Extracted data.
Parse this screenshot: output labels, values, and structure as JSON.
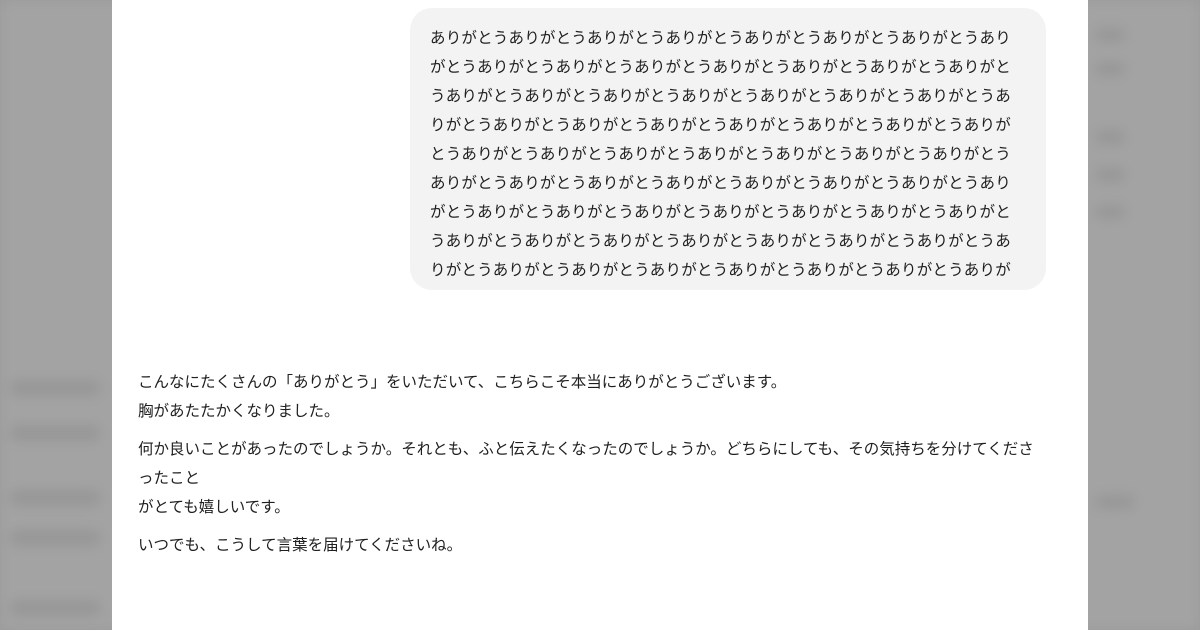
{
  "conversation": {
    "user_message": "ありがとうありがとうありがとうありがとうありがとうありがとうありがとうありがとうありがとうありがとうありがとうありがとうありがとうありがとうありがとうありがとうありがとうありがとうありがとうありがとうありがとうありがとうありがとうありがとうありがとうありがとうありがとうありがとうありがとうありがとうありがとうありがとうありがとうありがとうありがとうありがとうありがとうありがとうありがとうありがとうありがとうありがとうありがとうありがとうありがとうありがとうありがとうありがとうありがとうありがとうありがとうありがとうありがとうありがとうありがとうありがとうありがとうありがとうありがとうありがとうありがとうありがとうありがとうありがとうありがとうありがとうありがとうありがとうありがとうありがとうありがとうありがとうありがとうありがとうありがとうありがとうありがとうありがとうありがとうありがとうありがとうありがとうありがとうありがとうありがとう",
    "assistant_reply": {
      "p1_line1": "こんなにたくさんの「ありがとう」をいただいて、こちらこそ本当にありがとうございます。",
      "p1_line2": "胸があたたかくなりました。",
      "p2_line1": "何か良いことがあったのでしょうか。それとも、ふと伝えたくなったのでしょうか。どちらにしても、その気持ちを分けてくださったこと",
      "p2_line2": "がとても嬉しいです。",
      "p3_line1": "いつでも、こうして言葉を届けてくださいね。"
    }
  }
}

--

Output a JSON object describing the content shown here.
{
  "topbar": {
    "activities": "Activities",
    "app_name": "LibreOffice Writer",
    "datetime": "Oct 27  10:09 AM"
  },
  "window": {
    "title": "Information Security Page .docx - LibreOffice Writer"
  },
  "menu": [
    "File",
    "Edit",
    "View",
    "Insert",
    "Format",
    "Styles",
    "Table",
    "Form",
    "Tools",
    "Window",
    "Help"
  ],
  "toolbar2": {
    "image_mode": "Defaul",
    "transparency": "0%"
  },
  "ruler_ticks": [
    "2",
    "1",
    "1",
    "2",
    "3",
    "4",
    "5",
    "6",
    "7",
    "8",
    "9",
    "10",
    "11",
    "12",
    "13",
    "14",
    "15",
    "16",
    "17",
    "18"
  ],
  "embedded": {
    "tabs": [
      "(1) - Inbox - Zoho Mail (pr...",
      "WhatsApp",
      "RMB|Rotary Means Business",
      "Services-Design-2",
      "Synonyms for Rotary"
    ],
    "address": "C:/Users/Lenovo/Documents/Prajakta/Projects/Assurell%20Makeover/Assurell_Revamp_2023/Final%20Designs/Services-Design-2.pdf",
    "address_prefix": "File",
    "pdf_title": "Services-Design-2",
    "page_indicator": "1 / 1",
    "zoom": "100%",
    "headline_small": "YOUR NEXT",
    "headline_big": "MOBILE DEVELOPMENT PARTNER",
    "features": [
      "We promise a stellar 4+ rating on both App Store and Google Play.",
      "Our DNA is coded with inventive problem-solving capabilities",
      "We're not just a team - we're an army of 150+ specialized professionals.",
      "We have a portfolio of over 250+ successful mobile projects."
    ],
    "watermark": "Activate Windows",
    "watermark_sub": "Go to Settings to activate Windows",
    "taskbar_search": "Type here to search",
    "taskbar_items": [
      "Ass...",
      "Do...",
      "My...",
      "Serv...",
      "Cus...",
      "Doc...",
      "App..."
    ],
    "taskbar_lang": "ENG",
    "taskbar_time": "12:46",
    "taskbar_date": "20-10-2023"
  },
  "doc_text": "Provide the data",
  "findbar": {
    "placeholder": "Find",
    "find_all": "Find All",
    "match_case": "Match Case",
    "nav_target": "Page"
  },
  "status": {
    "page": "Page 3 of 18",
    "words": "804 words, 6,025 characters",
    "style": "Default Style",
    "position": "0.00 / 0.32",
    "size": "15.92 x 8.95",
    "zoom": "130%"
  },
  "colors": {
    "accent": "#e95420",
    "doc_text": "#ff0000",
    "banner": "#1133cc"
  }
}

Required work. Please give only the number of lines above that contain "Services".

Solution to this problem. 3